"But then why should I worry about all of that: the library wasn't going to be my life." (61)
"John McRubberbands was in his last years at Newark State Teachers Colleges where he was studying at the Dewey Decimal System in preparation for his life work. The library was not going to be my lifework, I knew it" (32)
This shows the contrast between the lives of John McRubberbands and Neil. Since Neil has been with Brenda, he has realized that he wants to do something more with his life than being a librarian. Neil looks at John and realizes how his life is worked around the library and does not want to fall under the same path. This is why he always tells himself "the library wasn't going to be my life." I think Neil also admits this to himself to prove to not only himself, but Brenda and her family, that he will be successful and have a chance with Brenda in the future. This is seen when Neil tells Brenda, "I'm a liver" after she questions his plans for future life. Neil wants to embrace the present with Brenda and remember the memories he shared with her.
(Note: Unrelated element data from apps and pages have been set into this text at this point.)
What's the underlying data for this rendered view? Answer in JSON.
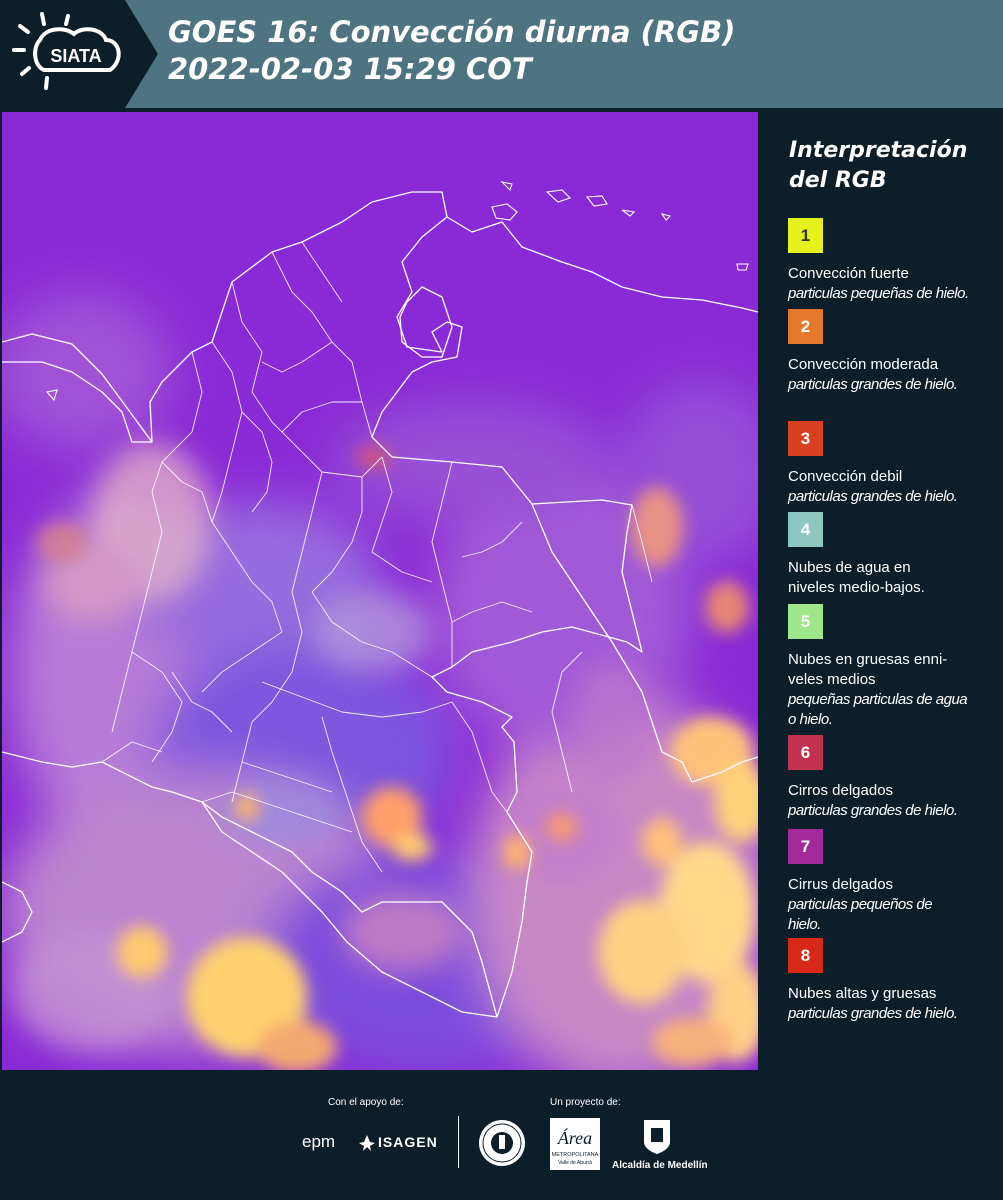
{
  "header": {
    "logo_text": "SIATA",
    "title_line1": "GOES 16: Convección diurna (RGB)",
    "title_line2": " 2022-02-03 15:29 COT",
    "background_color": "#4e7482"
  },
  "map": {
    "base_color": "#8a2ad6",
    "border_color": "#ffffff"
  },
  "legend": {
    "title_line1": "Interpretación",
    "title_line2": "del RGB",
    "items": [
      {
        "number": "1",
        "color": "#e7f11c",
        "label": "Convección fuerte",
        "sub": "particulas pequeñas de hielo."
      },
      {
        "number": "2",
        "color": "#e4782b",
        "label": "Convección moderada",
        "sub": "particulas grandes de hielo."
      },
      {
        "number": "3",
        "color": "#d8401f",
        "label": "Convección debil",
        "sub": "particulas grandes de hielo."
      },
      {
        "number": "4",
        "color": "#8ec6c0",
        "label": "Nubes de agua en niveles medio-bajos.",
        "sub": ""
      },
      {
        "number": "5",
        "color": "#9fe58a",
        "label": "Nubes en gruesas enni-veles medios",
        "sub": "pequeñas particulas de agua o hielo."
      },
      {
        "number": "6",
        "color": "#c0324f",
        "label": "Cirros delgados",
        "sub": "particulas grandes de hielo."
      },
      {
        "number": "7",
        "color": "#a12b9a",
        "label": "Cirrus delgados",
        "sub": "particulas pequeños de hielo."
      },
      {
        "number": "8",
        "color": "#d82819",
        "label": "Nubes altas y gruesas",
        "sub": "particulas grandes de hielo."
      }
    ]
  },
  "footer": {
    "support_label": "Con el apoyo de:",
    "project_label": "Un proyecto de:",
    "sponsor1": "epm",
    "sponsor2": "ISAGEN",
    "area_name": "Área",
    "area_sub": "METROPOLITANA",
    "area_sub2": "Valle de Aburrá",
    "alcaldia": "Alcaldía de Medellín"
  }
}
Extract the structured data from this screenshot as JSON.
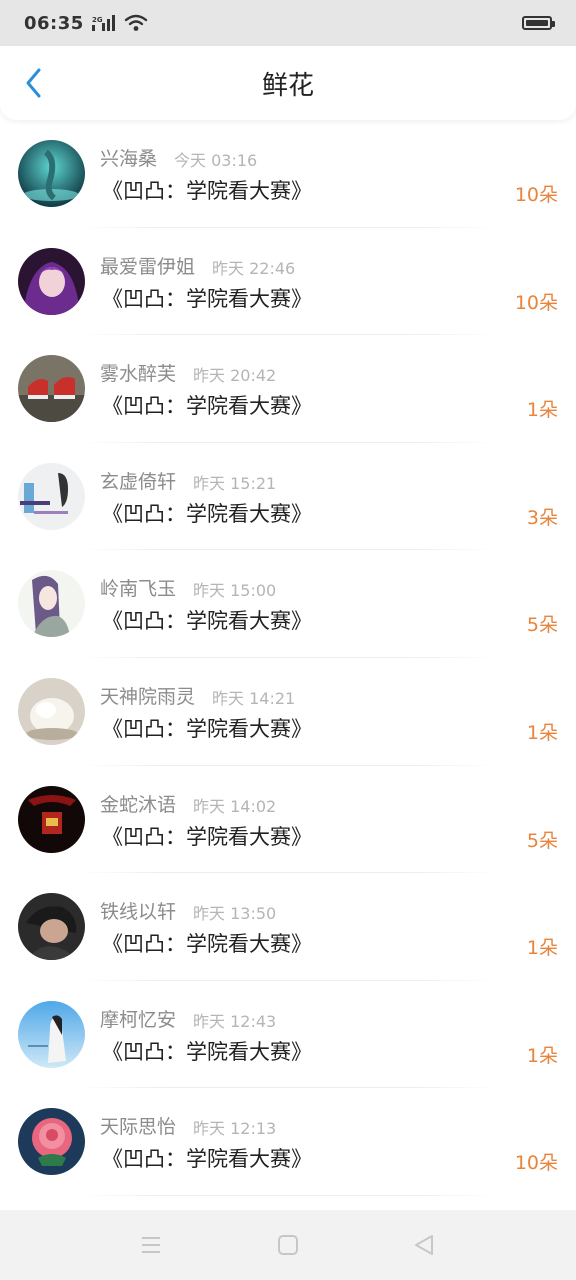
{
  "status": {
    "time": "06:35",
    "network": "2G"
  },
  "header": {
    "title": "鲜花"
  },
  "colors": {
    "accent": "#2a8fd8",
    "flower_count": "#e8843c",
    "name": "#8c8c8c"
  },
  "items": [
    {
      "name": "兴海桑",
      "time": "今天 03:16",
      "book": "《凹凸：学院看大赛》",
      "count": "10朵",
      "avatar": "teal-fantasy-avatar"
    },
    {
      "name": "最爱雷伊姐",
      "time": "昨天 22:46",
      "book": "《凹凸：学院看大赛》",
      "count": "10朵",
      "avatar": "purple-anime-avatar"
    },
    {
      "name": "雾水醉芙",
      "time": "昨天 20:42",
      "book": "《凹凸：学院看大赛》",
      "count": "1朵",
      "avatar": "red-sneakers-avatar"
    },
    {
      "name": "玄虚倚轩",
      "time": "昨天 15:21",
      "book": "《凹凸：学院看大赛》",
      "count": "3朵",
      "avatar": "text-photo-avatar"
    },
    {
      "name": "岭南飞玉",
      "time": "昨天 15:00",
      "book": "《凹凸：学院看大赛》",
      "count": "5朵",
      "avatar": "anime-girl-avatar"
    },
    {
      "name": "天神院雨灵",
      "time": "昨天 14:21",
      "book": "《凹凸：学院看大赛》",
      "count": "1朵",
      "avatar": "white-sweet-avatar"
    },
    {
      "name": "金蛇沐语",
      "time": "昨天 14:02",
      "book": "《凹凸：学院看大赛》",
      "count": "5朵",
      "avatar": "dark-red-avatar"
    },
    {
      "name": "铁线以轩",
      "time": "昨天 13:50",
      "book": "《凹凸：学院看大赛》",
      "count": "1朵",
      "avatar": "dark-portrait-avatar"
    },
    {
      "name": "摩柯忆安",
      "time": "昨天 12:43",
      "book": "《凹凸：学院看大赛》",
      "count": "1朵",
      "avatar": "sky-girl-avatar"
    },
    {
      "name": "天际思怡",
      "time": "昨天 12:13",
      "book": "《凹凸：学院看大赛》",
      "count": "10朵",
      "avatar": "pink-rose-avatar"
    }
  ]
}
"He don't tale pictures like no colored men would. He's a good picture taker... look, look, look here at this one. Ain't that the fuckin life? (37)
"It's okay I'm not in school. I ain't supposed to be in school." (60)
This shows the culture discrimination of the African American race. The little boy is so used to being looked down upon that even he thinks the black race does not have any potential for success. When we first meet the boy, he admits that "blacks are unable to take good pictures." He then admits later in the novel that "blacks are not supposed to be in school." The boy has grown up in a world were blacks have been ostracized and judged that now even he believes in these stereotypes.
3. Garden of Fruit
I think games was an important concept in this chapter. When Brenda and Neil were in the pool, they played different games were they challenged their love for each other. I think this was important both figuratively and literally in their relationship. These "games" showed Brenda's and Neil's commitment towards each other. In the beginning, the couple tested their trust in each other. They both dove into the pool and rose the question of fear and survival. By the end, Neil realizes his love for Brenda and finally admits to her" Please, no more games.. I love you, I do." (54). This was the first time readers were able to see that Neil could not live without Brenda.
In this chapter, viewers see the interactions between the little African American boy and Neil. Again, Roth makes it clear through his writing the distinction between the black and white race. This is seen when the little boy assumes, because of his race and previous experiences, that blacks are seen as criminals. This is why the boy states, "Look, man, I ain't doing nothing wrong. I didn't do no writing in anything. You could search me." (59). It's important for readers to also notice the dialect of the black boy. Roth makes it very distinct the intellectual difference between Neil and the black boy through the characters tone. By making the boy say "ain't and "no nothing wrong" we are able to tell that the boy has grown up in a family where education is not important. This again draws the clear distinction between the white and African American race.